And now we’re really getting to the heart of the challenge. If parks, including G2, become synonymous with gentrification, all of us will be worse off. We’ll be left with “just green enough,” a rather anemic but widely touted academic argument that we ought to figure out ways to allow communities to keep on keeping on just as they are, with maybe a bit of clean-up and additional green space, but not so much as to attract gentrification.
In this version of the future, Taylor Yard would continue to be an industrial yard, perhaps with better waste management practices, some cleanup, and a bit of riverfront access—but not too much.
Guess what? That ain’t gonna happen.
The railroad pulled out in the mid-1980s. It’s not coming back, even though Metrolink now has a piece of the property that it uses for a maintenance yard, much to the consternation of local residents. So we have to figure out how to move forward. Part of figuring out this future will be about what the G2 parcel and the Bowtie parcel next door become.
Will they be re-wilded? Will the river be allowed to flood them? Will they have recreational facilities? Community gathering spaces? Will their history be erased, or become part of designs for the future? Some of the same questions as well as others will be important at every new park and public space along the river.
But the other part of this future will be about what becomes of the communities surrounding these parcels. There are a lot of ideas for how good parks can fit with good communities. Some of those ideas are nearly as old as cities themselves. Most of them stress the importance of that relationship, between parks and communities. Lacking a vibrant, active, and diverse engagement with the surrounding community, open spaces often become dead spaces that don’t contribute to the social life of their cities. And there are some good emerging ideas about how parks can fit into established communities and help lift them up instead of displacing them.
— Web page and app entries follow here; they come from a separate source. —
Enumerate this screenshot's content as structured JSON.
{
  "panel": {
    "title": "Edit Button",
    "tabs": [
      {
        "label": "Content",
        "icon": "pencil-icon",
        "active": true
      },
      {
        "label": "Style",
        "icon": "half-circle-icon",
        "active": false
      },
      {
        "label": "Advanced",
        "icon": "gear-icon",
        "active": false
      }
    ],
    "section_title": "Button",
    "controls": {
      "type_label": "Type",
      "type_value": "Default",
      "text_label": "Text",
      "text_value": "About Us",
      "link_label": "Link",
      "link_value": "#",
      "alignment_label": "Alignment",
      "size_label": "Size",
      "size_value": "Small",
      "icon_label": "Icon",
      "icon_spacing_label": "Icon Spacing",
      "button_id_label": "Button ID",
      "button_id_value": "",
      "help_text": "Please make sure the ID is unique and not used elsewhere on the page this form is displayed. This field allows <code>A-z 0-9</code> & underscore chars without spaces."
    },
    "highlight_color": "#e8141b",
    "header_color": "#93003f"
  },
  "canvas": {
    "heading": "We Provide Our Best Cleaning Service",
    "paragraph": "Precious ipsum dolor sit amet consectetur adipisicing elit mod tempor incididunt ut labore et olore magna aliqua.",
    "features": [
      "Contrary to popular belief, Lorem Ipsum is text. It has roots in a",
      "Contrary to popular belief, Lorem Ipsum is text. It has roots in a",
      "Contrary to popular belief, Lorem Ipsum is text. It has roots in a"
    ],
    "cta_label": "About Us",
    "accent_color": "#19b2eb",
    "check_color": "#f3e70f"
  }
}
A new group has formed to try to address these challenges in L.A. It’s called the Los Angeles Regional Open Space and Affordable Housing Collaborative, or LA ROSAH. The name is evocative: the rose, in the process of blooming, becoming. LA ROSAH was formed by organizations advocating for open space, affordable housing, and environmental justice to ensure that a greener environment benefits low-income residents rather than contributing to their displacement. Members of the collaborative have been working to improve coordination among parks and affordable housing advocates and agencies, and to promote successful policies and strategies for preserving and creating more affordable housing and green spaces in L.A.
What becomes of this collaborative, and what becomes of parks and communities on the Los Angeles River, will shape the future of our city and will be watched closely as an example by the whole world. Right now, we don’t have any really good models for inclusive green development that can lift up communities in place while providing the access to nature, open space, and recreational opportunities that we know are so important to the health of people and their neighborhoods.
Los Angeles will host the Olympics in 2028. The city wants the Los Angeles River and Taylor Yard to be an iconic centerpiece of the new story that it tells the world about itself. What if it were a true story about developing a real model for equitable and just greening of the city, a model that other cities around the world could learn from and build upon? That would truly be worth celebrating.
This essay is presented in partnership with KCET and the Laboratory for Environmental Strategies (LENS) at the University of California, Los Angeles. The first installment in a year-long storytelling collaboration focuses on Taylor Yard, an abandoned and contaminated rail yard that is also a valuable resource for the future of diverse communities in Los Angeles. More content will be available at https://www.kcet.org/